What Is a Stroke?

Health, Home & Family
on March 16, 2012

A stroke is the type of medical emergency that requires quick action. Strokes are the fourth leading cause of death and the leading cause of adult disability in the United States. In order to prevent permanent brain damage, complications and even death, it is crucial to know what a stroke is and what you can do about it.

What is a stroke? A stroke is an interruption of blood flow to the brain, typically by a dislodged blood clot. Strokes are also called brain attacks, as they are similar to heart attacks in cause and damage. According to the National Stroke Association, as many as 80 percent of strokes are preventable.

What are stroke symptoms? Two million brain cells die each minute during a stroke. It is vital to know the stroke signs and to act immediately to minimize damage to the brain. Some symptoms you should know are:

  • Sudden confusion, difficulty comprehending and speaking
  • Sudden difficulty with vision in either or both eyes
  • Sudden onset of severe headache for seemingly no reason
  • Sudden dizziness, difficulty walking, loss of coordination and balance
  • Numbness in the face, arm or leg, particularly on one side of the body
  • Weakness in the face, arm or leg, particularly on one side of the body

Ischemic stroke treatment. Act fast if a stroke is suspected. If one side of the body is unresponsive or droopy, the person cannot speak normally or seems confused, call for emergency medical care immediately. Fast action to restore blood flow is the key to the best overall outcome. Emergency medical treatment will include:

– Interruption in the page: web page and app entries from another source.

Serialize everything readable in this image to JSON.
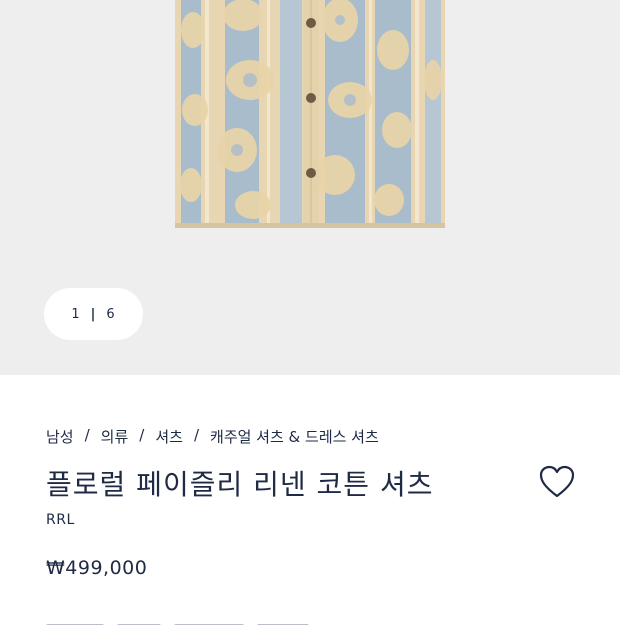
{
  "gallery": {
    "image_alt": "paisley floral shirt",
    "pager": {
      "current": "1",
      "separator": "|",
      "total": "6"
    }
  },
  "breadcrumb": {
    "items": [
      "남성",
      "의류",
      "셔츠",
      "캐주얼 셔츠 & 드레스 셔츠"
    ],
    "separator": "/"
  },
  "product": {
    "title": "플로럴 페이즐리 리넨 코튼 셔츠",
    "brand": "RRL",
    "price": "₩499,000"
  },
  "icons": {
    "wishlist": "heart-outline-icon"
  },
  "colors": {
    "background_gallery": "#eeeeee",
    "text": "#1f2a44",
    "shirt_blue": "#a9bccc",
    "shirt_cream": "#e8d6b2"
  }
}
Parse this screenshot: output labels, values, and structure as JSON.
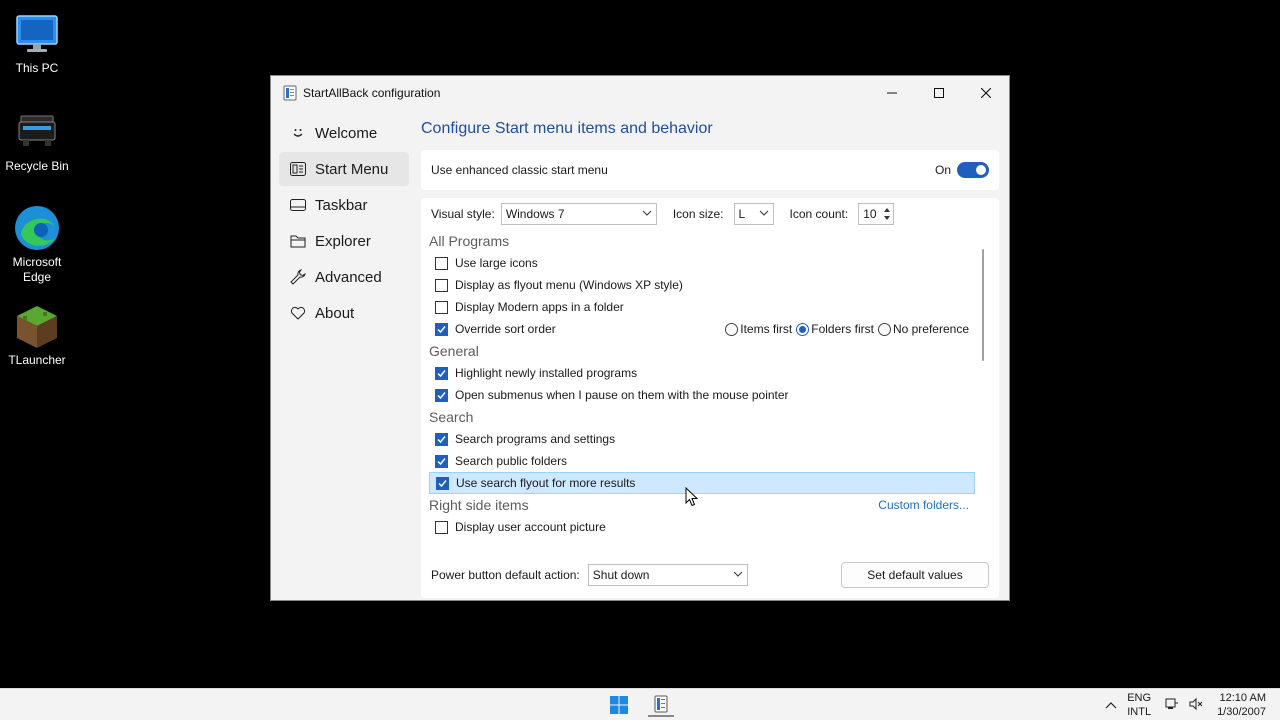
{
  "desktop": {
    "icons": [
      {
        "label": "This PC",
        "icon": "monitor-icon"
      },
      {
        "label": "Recycle Bin",
        "icon": "recycle-bin-icon"
      },
      {
        "label": "Microsoft Edge",
        "icon": "edge-icon"
      },
      {
        "label": "TLauncher",
        "icon": "tlauncher-icon"
      }
    ]
  },
  "window": {
    "title": "StartAllBack configuration",
    "sidebar": [
      {
        "label": "Welcome",
        "icon": "smile-icon"
      },
      {
        "label": "Start Menu",
        "icon": "start-menu-icon",
        "active": true
      },
      {
        "label": "Taskbar",
        "icon": "taskbar-icon"
      },
      {
        "label": "Explorer",
        "icon": "folder-icon"
      },
      {
        "label": "Advanced",
        "icon": "wrench-icon"
      },
      {
        "label": "About",
        "icon": "heart-icon"
      }
    ],
    "heading": "Configure Start menu items and behavior",
    "enhanced": {
      "label": "Use enhanced classic start menu",
      "state_label": "On",
      "on": true
    },
    "options": {
      "visual_style_label": "Visual style:",
      "visual_style_value": "Windows 7",
      "icon_size_label": "Icon size:",
      "icon_size_value": "L",
      "icon_count_label": "Icon count:",
      "icon_count_value": "10"
    },
    "sections": {
      "all_programs": "All Programs",
      "general": "General",
      "search": "Search",
      "right_side": "Right side items"
    },
    "items": {
      "large_icons": {
        "label": "Use large icons",
        "checked": false
      },
      "flyout": {
        "label": "Display as flyout menu (Windows XP style)",
        "checked": false
      },
      "modern_apps": {
        "label": "Display Modern apps in a folder",
        "checked": false
      },
      "override_sort": {
        "label": "Override sort order",
        "checked": true
      },
      "highlight_new": {
        "label": "Highlight newly installed programs",
        "checked": true
      },
      "open_submenus": {
        "label": "Open submenus when I pause on them with the mouse pointer",
        "checked": true
      },
      "search_programs": {
        "label": "Search programs and settings",
        "checked": true
      },
      "search_public": {
        "label": "Search public folders",
        "checked": true
      },
      "search_flyout": {
        "label": "Use search flyout for more results",
        "checked": true
      },
      "user_picture": {
        "label": "Display user account picture",
        "checked": false
      }
    },
    "sort_order": {
      "items_first": "Items first",
      "folders_first": "Folders first",
      "no_preference": "No preference",
      "selected": "folders_first"
    },
    "custom_folders_link": "Custom folders...",
    "power": {
      "label": "Power button default action:",
      "value": "Shut down"
    },
    "default_button": "Set default values"
  },
  "taskbar": {
    "lang_top": "ENG",
    "lang_bottom": "INTL",
    "time": "12:10 AM",
    "date": "1/30/2007"
  },
  "colors": {
    "accent": "#1f5fbf",
    "heading": "#1f4e9c",
    "link": "#1f6fc4",
    "highlight": "#cde8ff"
  }
}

  • Aspirin or other blood thinners — The common and best immediate treatment for stroke is taking aspirin right away. Aspirin even reduces the chances of developing another stroke. Coumadin, heparin and clopidogrel are additional options that are used less often.
  • Intravenous injection of a tissue plasminogen activator or TPA — This quick-acting clot buster can help stroke patients recover more completely. This drug must be administered as soon as possible and within four and a half hours of stroke onset, states the Mayo Clinic. TPA can also be administered directly in the brain.
  • Clot removal — The actual removal of the clot is another option that doctors may use in treating strokes. A catheter is used to guide a device to the clot to grab and remove the clot.
  • Plaque removal — A carotid endartectomey may be performed if the blockage is located in the carotid artery on either sides of the neck.
  • Angioplasty — This surgical technique widens the plaque narrowed artery. A balloon-tipped catheter is guided to the obstructed area, and the balloon is inflated. Sometimes a mesh tube, called a stent, is used to keep the artery open.

Hemorrhagic stroke treatment. This type of stroke is caused not by a blockage but by a bleed that adds pressure to the brain. Treatments include:

  • Drugs — If you’re taking blood thinners, the doctors may give you medication to counteract those effects, as it makes the bleed worse. Aspirin is not recommended for this reason.
  • Surgical blood vessel repair — Surgical repair such as aneurysm clipping, embolization and removal of the malformed artery may be performed, if applicable.